With oil prices unlikely to rise sharply from the current level, the government may fix the subsidy for kerosene in FY17 at Rs 8-9/litre, about 30% lower than Rs 12/litre given in last fiscal, sources told fe.
For domestic LPG subsidy, which is borne entirely by the Centre, the subsidy mechanism has been tweaked to compensate oil marketing companies on an actual basis, compared with a fixed rate earlier.
Both moves are likely to further free the oil firms from any significant burden on account of oil subsidies, increasing the investors’ appetite for stocks of these companies.
According to a formula adopted for kerosene last year, any under-recovery over and above the government fixed subsidy rate, is compensated by the upstream oil companies ONGC, Oil India and Gail (India). As against Rs 12/litre in FY16, the government subsidy component is likely to be fixed at Rs 8-9 per litre for kerosene in FY17 as crude prices have declined significantly in the past one year, a senior government official said.
Since the under-recoveries in kerosene by OMCs are now about Rs 9/litre, the burden on upstream companies could be reduced significantly if prices remain largely at current levels, officials said. In fact, in the January-March quarter of FY16, upstream companies did not share any subsidy burden as the under-recoveries for kerosene were below Rs 12/litre.
Of the Rs 11,500 crore of under-recovery in kerosene, upstream companies shared only about Rs 2,000 crore and OMCs Rs 300 crore while the government picked up the tab of about Rs 9,000 crore in FY16.

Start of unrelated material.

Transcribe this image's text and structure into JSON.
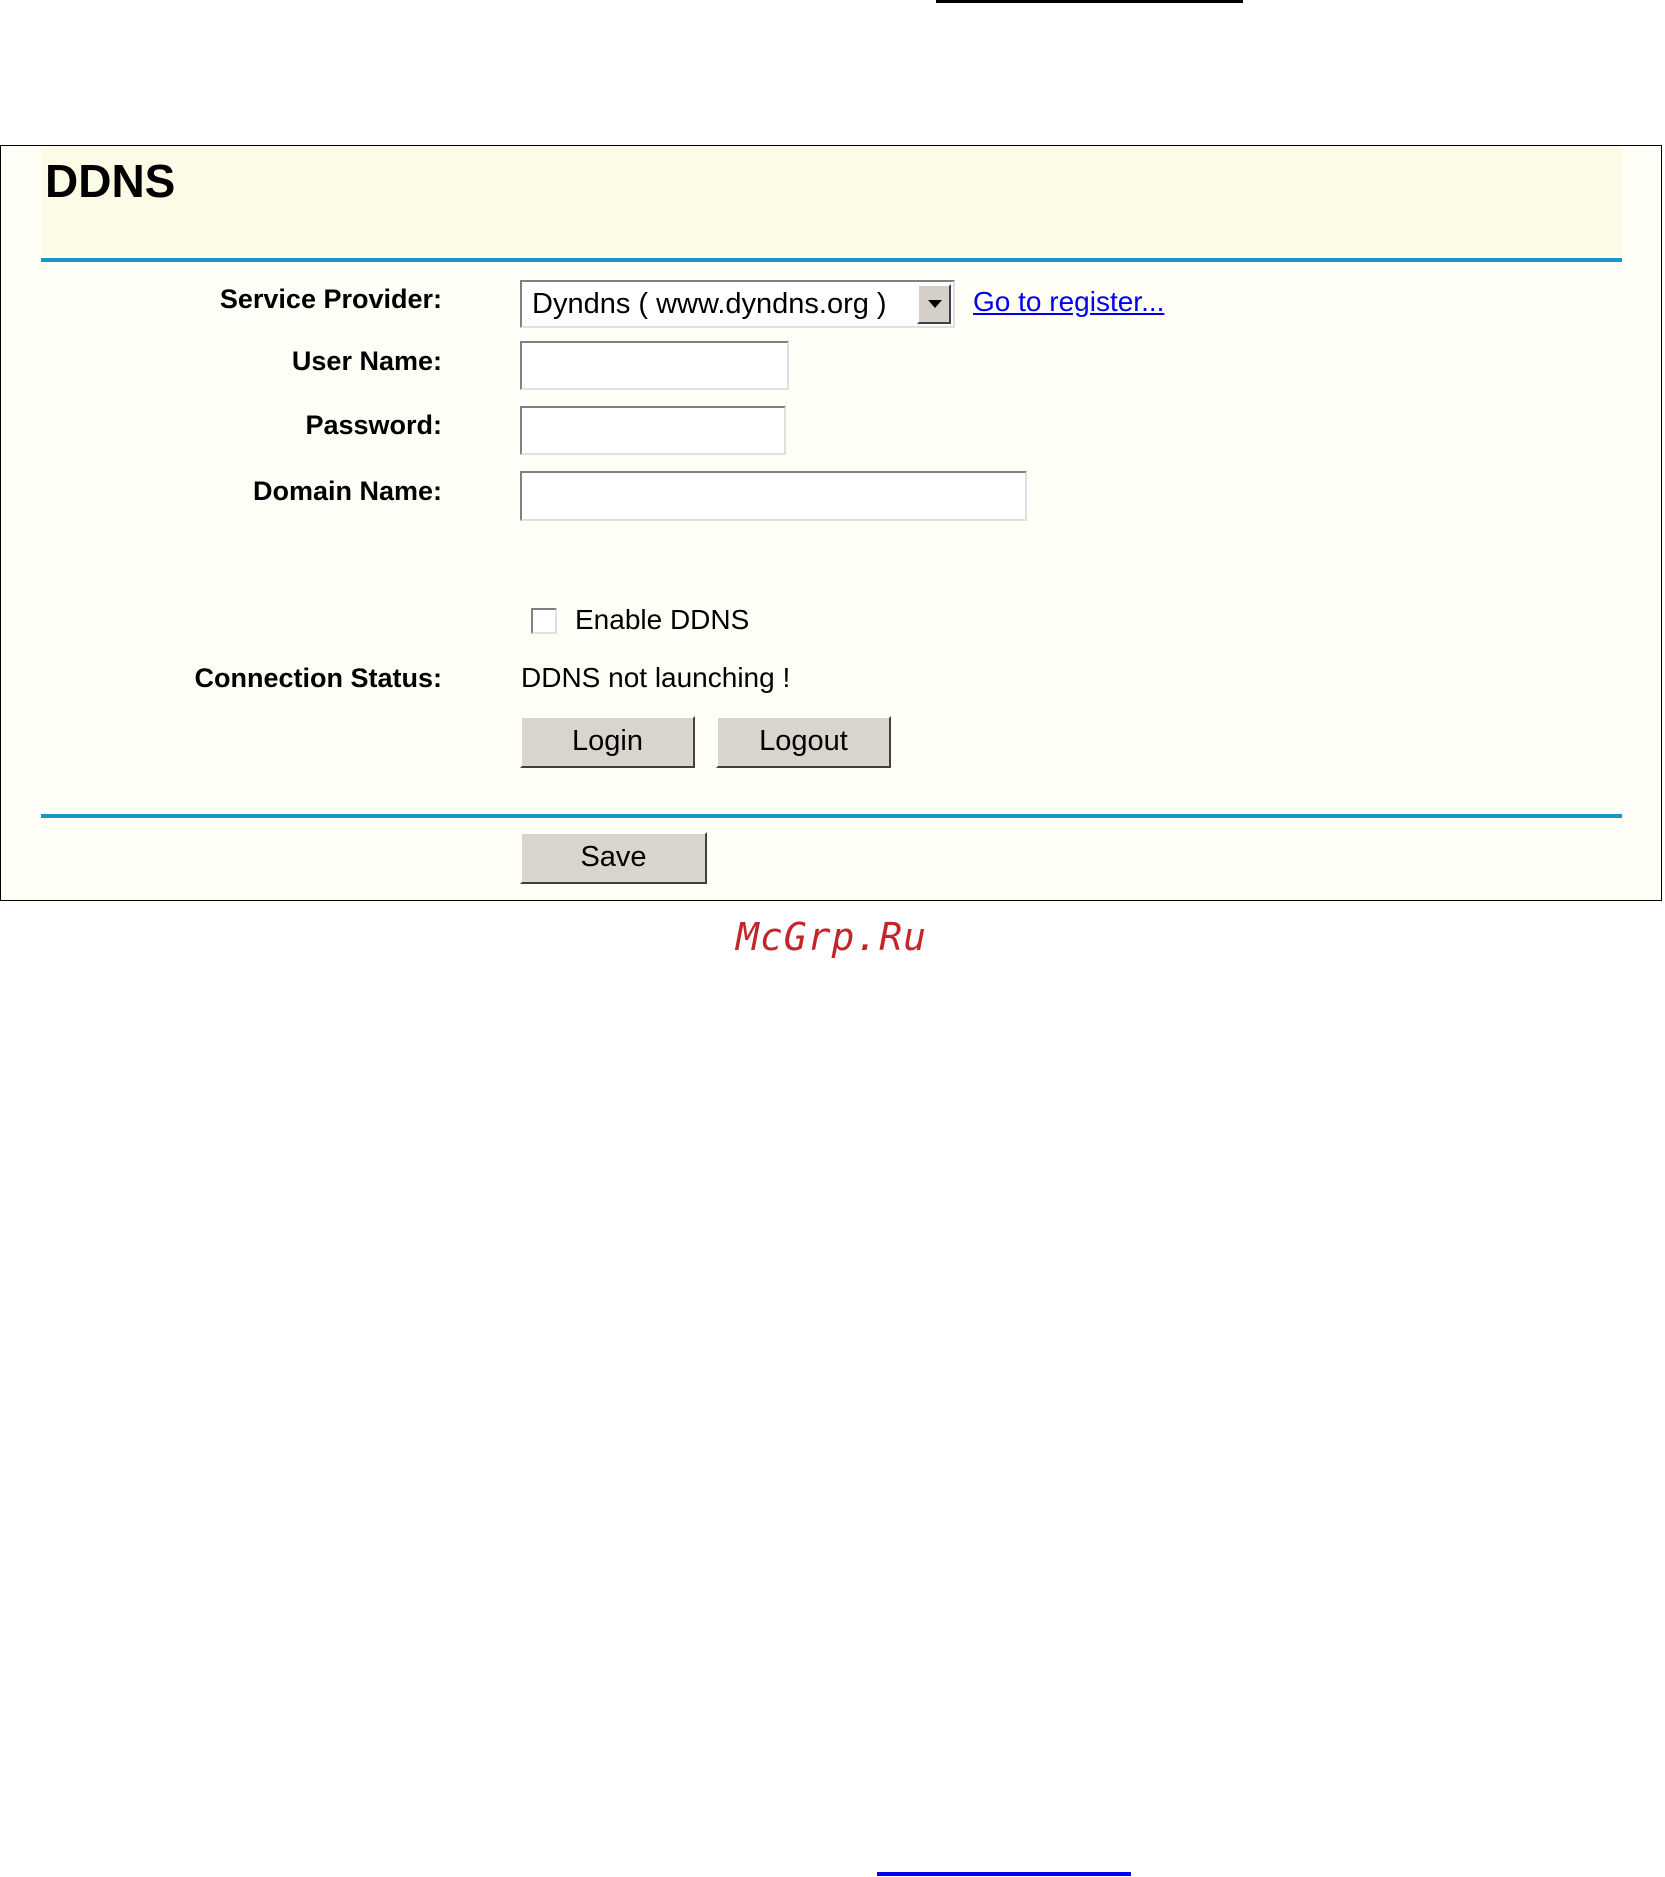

On the other hand, the average under-recovery on domestic LPG declined by about 63% to Rs 11.08/kg in FY16 as against Rs 29.63/kg in FY15 as the the benchmark Brent crude oil price fell nearly 44% to an average of $48.73/barrel in FY16 against $86.6/barrel in FY15.
However, the Centre provided a subsidy of Rs 18/kg for LPG in April-October and Rs 15/kg in November-March despite lower under-recoveries by OMCs, thereby creating a buffer to meet any contingency should the prices go up.
Towards the end of FY16, the government used the buffer of about Rs 8,000-9,000 crore to settle past dues to OMCs. For 2016-17, the OMCs have been given freedom to pay subsidies to consumers up to Rs 15/kg while they would have to get finance ministry nod if it goes beyond Rs 15/kg. “No buffer would be maintained for LPG subsidy this year as oil prices are expected to remain at lower level,” another official said.
Currently, under-recoveries in LPG is around Rs 5/kg, thus giving enough flexibility to OMCs. The subsidy burden on upstream companies has been on a declining trajectory after prices were freed for petrol and diesel while the government absorbed the entire subsidy burden on domestic LPG after implementation of direct benefit transfer (DBT).
The upstream companies’ subsidy burden has declined to a mere Rs 2,000 crore in FY16 from 42,800 crore in FY15. The budget has provided Rs 26,947 crore for fuel subsidy in the current fiscal, which consists of Rs 19, 803 crore for LPG and Rs 7,144 crore for kerosene.
The better transparency and drastic reduction in subsidy burden could improve investors’ appetite for the Oil and Natural Gas Corporation, in which the government plans to sell a portion of its 68.93% stake through an offer for sale.